1. Live Ships Map provides real-time information to the public, about ship movements and ports, mainly across the coast-lines of Europe and N.America.
2. 100 Extensive University Libraries from Around the World that Anyone Can Access
3. Sciyo is “a fast-growing open access scientific publisher, enabling barrier-free access to the latest research developments, knowledge and ideas within the field of Science and Technology.” Resources include 154 books which are published under Creative Commons 3.0 License and 3 journals. It’s a pity that their journals don’t have TOC RSS feeds.
4. A Vision of Britain through Time provides a window into the Great Britain Historical GIS — which stands for “Geographical Information System”. The GB Historical GIS is a description of Britain and its localities, showing how they have changed through the centuries.
5. Mashpedia is a medium to find and explore online content about almost any topic, providing a didactic and intuitive way of learning. In every article you get a basic definition, the latest related news, videos, images, twitter messages and relevant links, thus providing a quick, practical outlook of the topic.
6. Trove is a fantastic service focused on Australia and Australians. It supplements what search engines provide with reliable information from Australia’s memory institutions. Find books, theses, reports, research articles, raw data sets, book chapters, conference proceedings as well as papers and record, maps and audio-visual materials including photographs, artworks, postcards, videos, musical sound, sheet music and sound recordings of interview, the full-text of major Australian newspapers, from 1803 to 195, copies of selected Australian websites which may no longer be available online or in their original for, people and organisation. 45 million items from a range of the National Library’s collaborative services and from elsewhere. Wow!
7. ZooBurst is a digital storytelling tool that is designed to let anyone easily create their own customized 3D pop-up books.
8. Engineering the future is an alliance of professional engineering organisations with a combined membership of 450,000 engineers.
9. Science Commons designs strategies and tools for faster, more efficient web-enabled scientific research. Also has a blog.

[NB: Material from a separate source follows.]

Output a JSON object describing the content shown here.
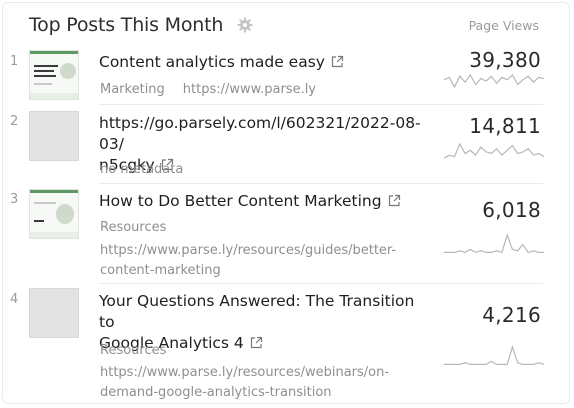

10. NINES: Nineteenth-century Scholarship Online has over 650,000 peer-reviewed digital objects from 93 federated sites.
The previous: 10 interesting websites #7 is available.
I sometimes tweet interesting websites: @libram